From the Alpine Sensation the corridor continues to the Ice Palace, another big area inside the mountain, where all the corridors and the halls are carved in solid ice. Here you can see various sculptures made of ice, like wildlife and other exhibits. Walkways here may be very slippery, depending on the kind of footwear you have.
From the Ice Palace we proceed towards the large corridor carved in the mountain. “Is this the way out?” we ask someone who seems to be working there. “If you keep walking you will eventually end up outside, at the foot of the Sphinx Rock.” So here we are, in the cold sunny spring morning that feels more like winter. At least the wind doesn’t blow so hard at the foot of the rock. We are not at the “snow fun” area where you can zip line, sled, or stay in the sun and enjoy the white panorama. “Should we try the zip line?” I’m just pretending. I would’t do it even even if they paid me. “Maybe we should just start walking towards the Monchsjoch Hut.”
So off we go leaving the “snow fun” area behind. The path seems pretty well groomed and not very steep. It’s going to be an easy hike, we are used to way more difficult ones. As we go along, a group of skiers with backpacks passes us. They glide with so much ease, I almost envy them.
Soon though there is no one around us and we can’t even see the observatory anymore. I look at my watch. It’s been 50 minutes since we started hiking and our destination is nowhere in sight. I struggle. Didn’t she say 45 minutes? I feel a little short of breath, but I don’t want to panic. The scenery is breathtakingly beautiful, so I’m going to concentrate on that. Laszlo is ahead and doesn’t seem to be so tired. Why am I so tired? I didn’t seem to have made such a big physical effort and still I feel unusually fatigued and light-headed. I’m almost gasping for air. At almost 3,500 m altitude, my body is showing clear symptoms of altitude sickness. Now I am in panic. I would like to turn back, but by now we are probably closer to the Monchsjoch Hut than to the Observatory, so we better continue. But my feet seem so heavy, as if they are made of lead. Every 4-5 steps I have to stop and rest.
At this speed I’m probably going to make it there at night. But about an hour and a half later we finally make it to the little restaurant at the Monchsjoch Hut. This place looks very primitive, but I’m so glad to see it! So what was estimated to be a 45 minute hike ended up by being almost two hours. We must have made a pretty good impression on that receptionist if she estimated we’d to this hike in 45 minutes! And the food is not even that great. What a mess! The view from up here is so rewarding though…
If you are planning a trip to the Jungfraujoch, here are a couple of tips you should consider:
• Come early.

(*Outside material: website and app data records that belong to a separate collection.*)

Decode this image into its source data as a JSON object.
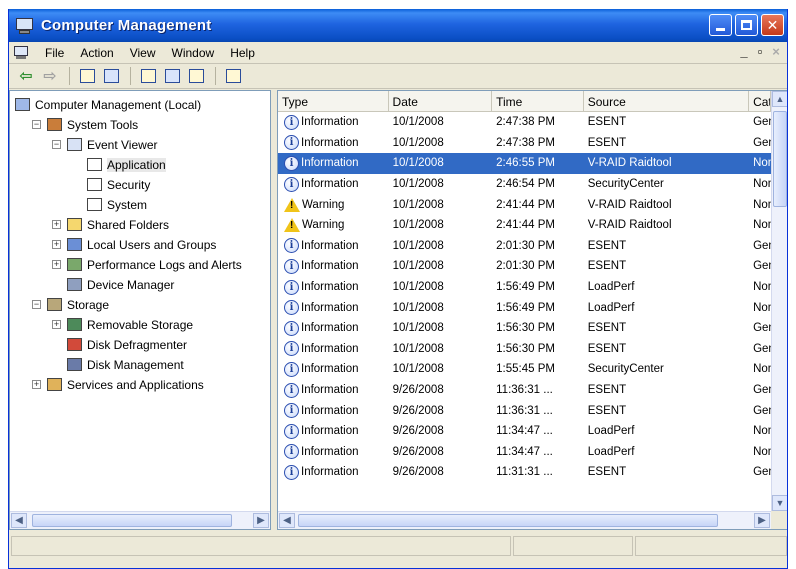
{
  "window": {
    "title": "Computer Management"
  },
  "menu": [
    {
      "label": "File"
    },
    {
      "label": "Action"
    },
    {
      "label": "View"
    },
    {
      "label": "Window"
    },
    {
      "label": "Help"
    }
  ],
  "mdi_controls": {
    "minimize": "_",
    "restore": "\u0000",
    "close": "×"
  },
  "toolbar": {
    "buttons": [
      "back-arrow-icon",
      "forward-arrow-icon",
      "up-folder-icon",
      "show-hide-tree-icon",
      "properties-icon",
      "refresh-icon",
      "export-list-icon",
      "help-icon"
    ]
  },
  "tree": {
    "items": [
      {
        "label": "Computer Management (Local)",
        "level": 0,
        "icon": "computer-icon",
        "expander": ""
      },
      {
        "label": "System Tools",
        "level": 1,
        "icon": "toolbox-icon",
        "expander": "-"
      },
      {
        "label": "Event Viewer",
        "level": 2,
        "icon": "event-viewer-icon",
        "expander": "-"
      },
      {
        "label": "Application",
        "level": 3,
        "icon": "log-icon",
        "expander": "",
        "selected": true
      },
      {
        "label": "Security",
        "level": 3,
        "icon": "log-icon",
        "expander": ""
      },
      {
        "label": "System",
        "level": 3,
        "icon": "log-icon",
        "expander": ""
      },
      {
        "label": "Shared Folders",
        "level": 2,
        "icon": "shared-folder-icon",
        "expander": "+"
      },
      {
        "label": "Local Users and Groups",
        "level": 2,
        "icon": "users-icon",
        "expander": "+"
      },
      {
        "label": "Performance Logs and Alerts",
        "level": 2,
        "icon": "performance-icon",
        "expander": "+"
      },
      {
        "label": "Device Manager",
        "level": 2,
        "icon": "device-manager-icon",
        "expander": ""
      },
      {
        "label": "Storage",
        "level": 1,
        "icon": "storage-icon",
        "expander": "-"
      },
      {
        "label": "Removable Storage",
        "level": 2,
        "icon": "removable-storage-icon",
        "expander": "+"
      },
      {
        "label": "Disk Defragmenter",
        "level": 2,
        "icon": "defrag-icon",
        "expander": ""
      },
      {
        "label": "Disk Management",
        "level": 2,
        "icon": "disk-management-icon",
        "expander": ""
      },
      {
        "label": "Services and Applications",
        "level": 1,
        "icon": "services-icon",
        "expander": "+"
      }
    ]
  },
  "events": {
    "columns": [
      "Type",
      "Date",
      "Time",
      "Source",
      "Cate"
    ],
    "rows": [
      {
        "type": "Information",
        "date": "10/1/2008",
        "time": "2:47:38 PM",
        "source": "ESENT",
        "category": "Gen"
      },
      {
        "type": "Information",
        "date": "10/1/2008",
        "time": "2:47:38 PM",
        "source": "ESENT",
        "category": "Gen"
      },
      {
        "type": "Information",
        "date": "10/1/2008",
        "time": "2:46:55 PM",
        "source": "V-RAID Raidtool",
        "category": "Non",
        "selected": true
      },
      {
        "type": "Information",
        "date": "10/1/2008",
        "time": "2:46:54 PM",
        "source": "SecurityCenter",
        "category": "Non"
      },
      {
        "type": "Warning",
        "date": "10/1/2008",
        "time": "2:41:44 PM",
        "source": "V-RAID Raidtool",
        "category": "Non"
      },
      {
        "type": "Warning",
        "date": "10/1/2008",
        "time": "2:41:44 PM",
        "source": "V-RAID Raidtool",
        "category": "Non"
      },
      {
        "type": "Information",
        "date": "10/1/2008",
        "time": "2:01:30 PM",
        "source": "ESENT",
        "category": "Gen"
      },
      {
        "type": "Information",
        "date": "10/1/2008",
        "time": "2:01:30 PM",
        "source": "ESENT",
        "category": "Gen"
      },
      {
        "type": "Information",
        "date": "10/1/2008",
        "time": "1:56:49 PM",
        "source": "LoadPerf",
        "category": "Non"
      },
      {
        "type": "Information",
        "date": "10/1/2008",
        "time": "1:56:49 PM",
        "source": "LoadPerf",
        "category": "Non"
      },
      {
        "type": "Information",
        "date": "10/1/2008",
        "time": "1:56:30 PM",
        "source": "ESENT",
        "category": "Gen"
      },
      {
        "type": "Information",
        "date": "10/1/2008",
        "time": "1:56:30 PM",
        "source": "ESENT",
        "category": "Gen"
      },
      {
        "type": "Information",
        "date": "10/1/2008",
        "time": "1:55:45 PM",
        "source": "SecurityCenter",
        "category": "Non"
      },
      {
        "type": "Information",
        "date": "9/26/2008",
        "time": "11:36:31 ...",
        "source": "ESENT",
        "category": "Gen"
      },
      {
        "type": "Information",
        "date": "9/26/2008",
        "time": "11:36:31 ...",
        "source": "ESENT",
        "category": "Gen"
      },
      {
        "type": "Information",
        "date": "9/26/2008",
        "time": "11:34:47 ...",
        "source": "LoadPerf",
        "category": "Non"
      },
      {
        "type": "Information",
        "date": "9/26/2008",
        "time": "11:34:47 ...",
        "source": "LoadPerf",
        "category": "Non"
      },
      {
        "type": "Information",
        "date": "9/26/2008",
        "time": "11:31:31 ...",
        "source": "ESENT",
        "category": "Gen"
      }
    ]
  },
  "status": {
    "cells": [
      "",
      "",
      ""
    ]
  },
  "colors": {
    "title_bar": "#0a4ec4",
    "selection": "#316ac5",
    "window_face": "#ece9d8",
    "warning": "#f0c419"
  }
}
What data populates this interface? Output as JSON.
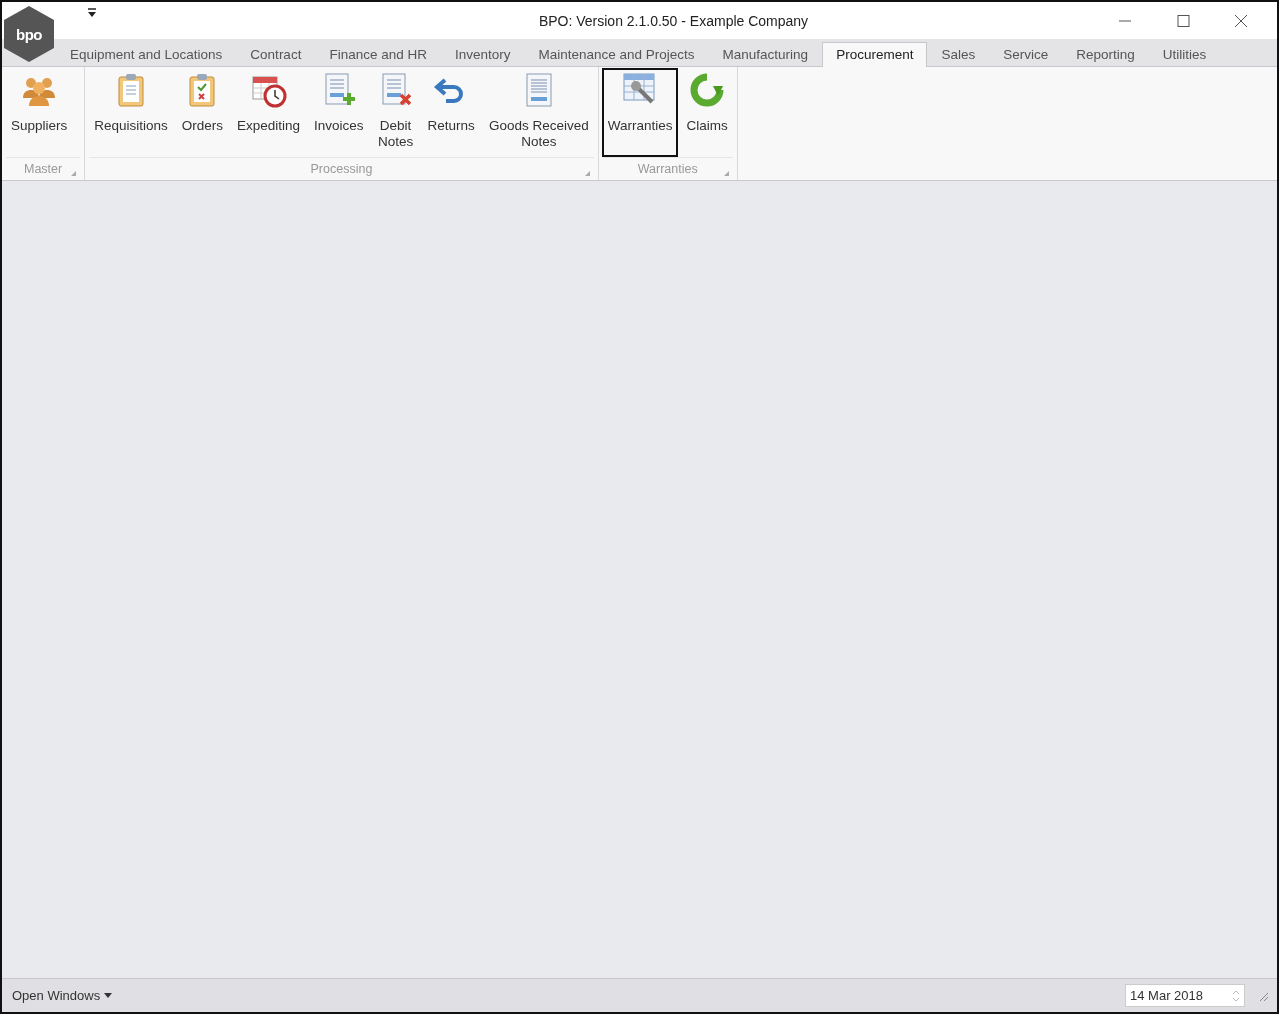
{
  "window": {
    "title": "BPO: Version 2.1.0.50 - Example Company",
    "logo_text": "bpo"
  },
  "tabs": [
    {
      "label": "Equipment and Locations",
      "selected": false
    },
    {
      "label": "Contract",
      "selected": false
    },
    {
      "label": "Finance and HR",
      "selected": false
    },
    {
      "label": "Inventory",
      "selected": false
    },
    {
      "label": "Maintenance and Projects",
      "selected": false
    },
    {
      "label": "Manufacturing",
      "selected": false
    },
    {
      "label": "Procurement",
      "selected": true
    },
    {
      "label": "Sales",
      "selected": false
    },
    {
      "label": "Service",
      "selected": false
    },
    {
      "label": "Reporting",
      "selected": false
    },
    {
      "label": "Utilities",
      "selected": false
    }
  ],
  "ribbon_groups": [
    {
      "label": "Master",
      "items": [
        {
          "label": "Suppliers",
          "kind": "people",
          "highlighted": false
        }
      ]
    },
    {
      "label": "Processing",
      "items": [
        {
          "label": "Requisitions",
          "kind": "clipboard",
          "highlighted": false
        },
        {
          "label": "Orders",
          "kind": "clipboard-check",
          "highlighted": false
        },
        {
          "label": "Expediting",
          "kind": "calendar-clock",
          "highlighted": false
        },
        {
          "label": "Invoices",
          "kind": "doc-plus",
          "highlighted": false
        },
        {
          "label": "Debit\nNotes",
          "kind": "doc-cross",
          "highlighted": false
        },
        {
          "label": "Returns",
          "kind": "return-arrow",
          "highlighted": false
        },
        {
          "label": "Goods Received\nNotes",
          "kind": "doc",
          "highlighted": false
        }
      ]
    },
    {
      "label": "Warranties",
      "items": [
        {
          "label": "Warranties",
          "kind": "table-wrench",
          "highlighted": true
        },
        {
          "label": "Claims",
          "kind": "refresh",
          "highlighted": false
        }
      ]
    }
  ],
  "status_bar": {
    "menu": "Open Windows",
    "date": "14 Mar 2018"
  }
}
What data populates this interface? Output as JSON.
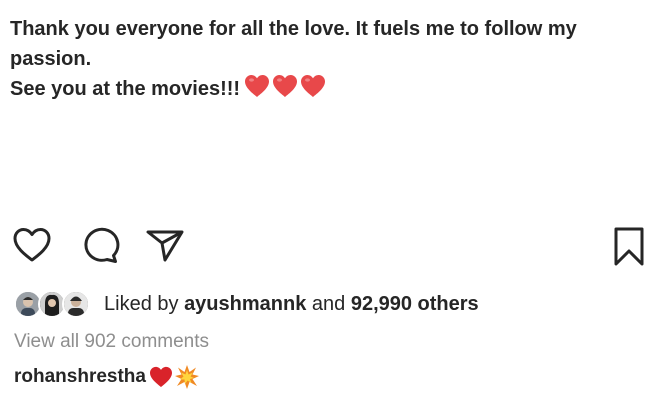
{
  "caption": {
    "line1": "Thank you everyone for all the love. It fuels me to follow my",
    "line2": "passion.",
    "line3": "See you at the movies!!!",
    "emoji": [
      "red-heart",
      "red-heart",
      "red-heart"
    ]
  },
  "actions": {
    "icons": [
      "heart-icon",
      "comment-icon",
      "share-icon",
      "bookmark-icon"
    ]
  },
  "likes": {
    "prefix": "Liked by",
    "user": "ayushmannk",
    "conjunction": "and",
    "count": "92,990 others"
  },
  "comments": {
    "view_all": "View all 902 comments",
    "first_user": "rohanshrestha",
    "first_emojis": [
      "red-heart",
      "collision"
    ]
  },
  "colors": {
    "text": "#262626",
    "muted": "#8e8e8e",
    "heart": "#e8484a"
  }
}
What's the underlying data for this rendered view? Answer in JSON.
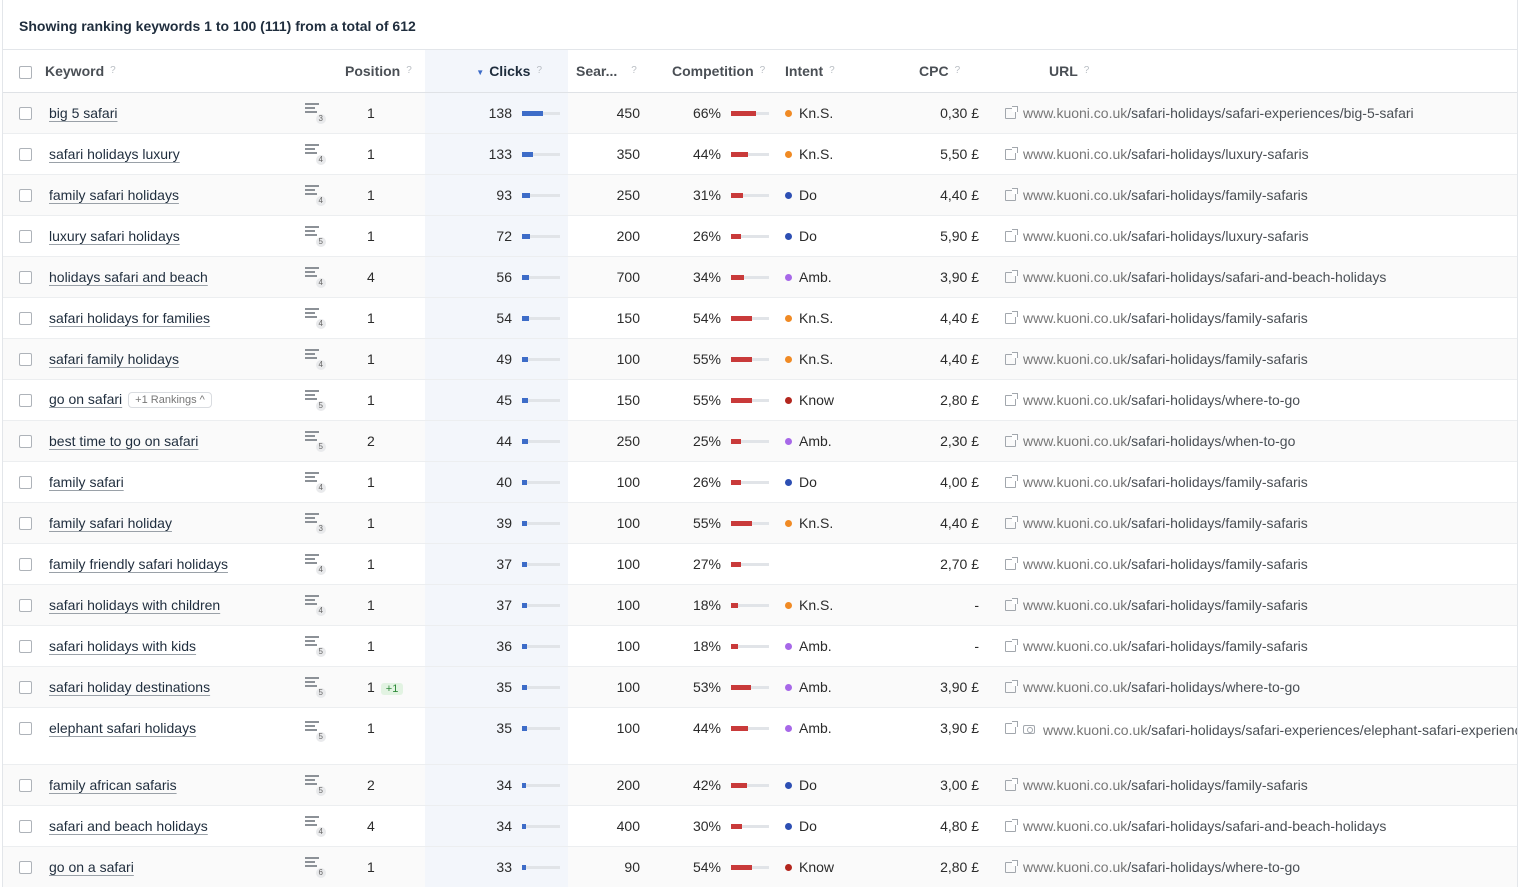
{
  "summary": {
    "prefix": "Showing ranking keywords 1 to 100 (111) from a total of",
    "total": "612"
  },
  "help_glyph": "?",
  "columns": {
    "keyword": "Keyword",
    "position": "Position",
    "clicks": "Clicks",
    "search": "Sear...",
    "competition": "Competition",
    "intent": "Intent",
    "cpc": "CPC",
    "url": "URL"
  },
  "colors": {
    "intent_orange": "#f08a24",
    "intent_blue": "#2d4fb3",
    "intent_purple": "#a768e8",
    "intent_red": "#b3261e",
    "click_bar": "#3d6cc8",
    "competition_bar": "#c93a3a"
  },
  "icons": {
    "serp": "serp-features-icon",
    "external": "external-link-icon",
    "camera": "screenshot-icon",
    "eye": "eye-icon",
    "chart": "chart-icon"
  },
  "rows": [
    {
      "keyword": "big 5 safari",
      "serp": "3",
      "position": "1",
      "clicks": "138",
      "clicks_frac": 0.55,
      "search": "450",
      "competition": "66%",
      "competition_frac": 0.66,
      "intent": "Kn.S.",
      "intent_color": "#f08a24",
      "cpc": "0,30 £",
      "domain": "www.kuoni.co.uk",
      "path": "/safari-holidays/safari-experiences/big-5-safari"
    },
    {
      "keyword": "safari holidays luxury",
      "serp": "4",
      "position": "1",
      "clicks": "133",
      "clicks_frac": 0.3,
      "search": "350",
      "competition": "44%",
      "competition_frac": 0.44,
      "intent": "Kn.S.",
      "intent_color": "#f08a24",
      "cpc": "5,50 £",
      "domain": "www.kuoni.co.uk",
      "path": "/safari-holidays/luxury-safaris"
    },
    {
      "keyword": "family safari holidays",
      "serp": "4",
      "position": "1",
      "clicks": "93",
      "clicks_frac": 0.22,
      "search": "250",
      "competition": "31%",
      "competition_frac": 0.31,
      "intent": "Do",
      "intent_color": "#2d4fb3",
      "cpc": "4,40 £",
      "domain": "www.kuoni.co.uk",
      "path": "/safari-holidays/family-safaris"
    },
    {
      "keyword": "luxury safari holidays",
      "serp": "5",
      "position": "1",
      "clicks": "72",
      "clicks_frac": 0.2,
      "search": "200",
      "competition": "26%",
      "competition_frac": 0.26,
      "intent": "Do",
      "intent_color": "#2d4fb3",
      "cpc": "5,90 £",
      "domain": "www.kuoni.co.uk",
      "path": "/safari-holidays/luxury-safaris"
    },
    {
      "keyword": "holidays safari and beach",
      "serp": "4",
      "position": "4",
      "clicks": "56",
      "clicks_frac": 0.18,
      "search": "700",
      "competition": "34%",
      "competition_frac": 0.34,
      "intent": "Amb.",
      "intent_color": "#a768e8",
      "cpc": "3,90 £",
      "domain": "www.kuoni.co.uk",
      "path": "/safari-holidays/safari-and-beach-holidays"
    },
    {
      "keyword": "safari holidays for families",
      "serp": "4",
      "position": "1",
      "clicks": "54",
      "clicks_frac": 0.18,
      "search": "150",
      "competition": "54%",
      "competition_frac": 0.54,
      "intent": "Kn.S.",
      "intent_color": "#f08a24",
      "cpc": "4,40 £",
      "domain": "www.kuoni.co.uk",
      "path": "/safari-holidays/family-safaris"
    },
    {
      "keyword": "safari family holidays",
      "serp": "4",
      "position": "1",
      "clicks": "49",
      "clicks_frac": 0.16,
      "search": "100",
      "competition": "55%",
      "competition_frac": 0.55,
      "intent": "Kn.S.",
      "intent_color": "#f08a24",
      "cpc": "4,40 £",
      "domain": "www.kuoni.co.uk",
      "path": "/safari-holidays/family-safaris"
    },
    {
      "keyword": "go on safari",
      "pill": "+1 Rankings ^",
      "serp": "5",
      "position": "1",
      "clicks": "45",
      "clicks_frac": 0.15,
      "search": "150",
      "competition": "55%",
      "competition_frac": 0.55,
      "intent": "Know",
      "intent_color": "#b3261e",
      "cpc": "2,80 £",
      "domain": "www.kuoni.co.uk",
      "path": "/safari-holidays/where-to-go"
    },
    {
      "keyword": "best time to go on safari",
      "serp": "5",
      "position": "2",
      "clicks": "44",
      "clicks_frac": 0.15,
      "search": "250",
      "competition": "25%",
      "competition_frac": 0.25,
      "intent": "Amb.",
      "intent_color": "#a768e8",
      "cpc": "2,30 £",
      "domain": "www.kuoni.co.uk",
      "path": "/safari-holidays/when-to-go"
    },
    {
      "keyword": "family safari",
      "serp": "4",
      "position": "1",
      "clicks": "40",
      "clicks_frac": 0.13,
      "search": "100",
      "competition": "26%",
      "competition_frac": 0.26,
      "intent": "Do",
      "intent_color": "#2d4fb3",
      "cpc": "4,00 £",
      "domain": "www.kuoni.co.uk",
      "path": "/safari-holidays/family-safaris"
    },
    {
      "keyword": "family safari holiday",
      "serp": "3",
      "position": "1",
      "clicks": "39",
      "clicks_frac": 0.13,
      "search": "100",
      "competition": "55%",
      "competition_frac": 0.55,
      "intent": "Kn.S.",
      "intent_color": "#f08a24",
      "cpc": "4,40 £",
      "domain": "www.kuoni.co.uk",
      "path": "/safari-holidays/family-safaris"
    },
    {
      "keyword": "family friendly safari holidays",
      "serp": "4",
      "position": "1",
      "clicks": "37",
      "clicks_frac": 0.12,
      "search": "100",
      "competition": "27%",
      "competition_frac": 0.27,
      "intent": "",
      "intent_color": "",
      "cpc": "2,70 £",
      "domain": "www.kuoni.co.uk",
      "path": "/safari-holidays/family-safaris"
    },
    {
      "keyword": "safari holidays with children",
      "serp": "4",
      "position": "1",
      "clicks": "37",
      "clicks_frac": 0.12,
      "search": "100",
      "competition": "18%",
      "competition_frac": 0.18,
      "intent": "Kn.S.",
      "intent_color": "#f08a24",
      "cpc": "-",
      "domain": "www.kuoni.co.uk",
      "path": "/safari-holidays/family-safaris"
    },
    {
      "keyword": "safari holidays with kids",
      "serp": "5",
      "position": "1",
      "clicks": "36",
      "clicks_frac": 0.12,
      "search": "100",
      "competition": "18%",
      "competition_frac": 0.18,
      "intent": "Amb.",
      "intent_color": "#a768e8",
      "cpc": "-",
      "domain": "www.kuoni.co.uk",
      "path": "/safari-holidays/family-safaris"
    },
    {
      "keyword": "safari holiday destinations",
      "serp": "5",
      "position": "1",
      "position_change": "+1",
      "clicks": "35",
      "clicks_frac": 0.12,
      "search": "100",
      "competition": "53%",
      "competition_frac": 0.53,
      "intent": "Amb.",
      "intent_color": "#a768e8",
      "cpc": "3,90 £",
      "domain": "www.kuoni.co.uk",
      "path": "/safari-holidays/where-to-go"
    },
    {
      "keyword": "elephant safari holidays",
      "serp": "5",
      "position": "1",
      "clicks": "35",
      "clicks_frac": 0.12,
      "search": "100",
      "competition": "44%",
      "competition_frac": 0.44,
      "intent": "Amb.",
      "intent_color": "#a768e8",
      "cpc": "3,90 £",
      "domain": "www.kuoni.co.uk",
      "path": "/safari-holidays/safari-experiences/elephant-safari-experiences",
      "screenshot": true
    },
    {
      "keyword": "family african safaris",
      "serp": "5",
      "position": "2",
      "clicks": "34",
      "clicks_frac": 0.11,
      "search": "200",
      "competition": "42%",
      "competition_frac": 0.42,
      "intent": "Do",
      "intent_color": "#2d4fb3",
      "cpc": "3,00 £",
      "domain": "www.kuoni.co.uk",
      "path": "/safari-holidays/family-safaris"
    },
    {
      "keyword": "safari and beach holidays",
      "serp": "4",
      "position": "4",
      "clicks": "34",
      "clicks_frac": 0.11,
      "search": "400",
      "competition": "30%",
      "competition_frac": 0.3,
      "intent": "Do",
      "intent_color": "#2d4fb3",
      "cpc": "4,80 £",
      "domain": "www.kuoni.co.uk",
      "path": "/safari-holidays/safari-and-beach-holidays"
    },
    {
      "keyword": "go on a safari",
      "serp": "6",
      "position": "1",
      "clicks": "33",
      "clicks_frac": 0.11,
      "search": "90",
      "competition": "54%",
      "competition_frac": 0.54,
      "intent": "Know",
      "intent_color": "#b3261e",
      "cpc": "2,80 £",
      "domain": "www.kuoni.co.uk",
      "path": "/safari-holidays/where-to-go"
    }
  ]
}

The best time to visit is in the morning. It is less crowded and the weather is better. Usually the clouds gather mid to early afternoon.
• Come prepared. No matter when you visit, remember this is the place of the everlasting snow. Bring a warm jacket, shoes for walking on snow, a hat, gloves, sunglasses and especially sunscreen.
• Wait for good weather. Jungfraujoch is all about the magnificent views. Coming up here when it’s foggy or cloudy is a waste of money and a big disappointment.
• Bring drinking water. If you buy it at up here you’ll pay around $8 for a small bottle. Water is supposed to help minimize and even prevent altitude sickness.
• Watch out for altitude sickness. Higher altitudes will impair your physical performance, so a hike that you usually do effortlessly my seem like a strenuous exercise at a high elevation.
Did you know that the Jungfrau region is a training base for the olympic athletes? Whether they are training for running, triathlon, cycling, open water swimming, or other sports many of the world’s top athletes use this area as a training base for improving their physical capabilities.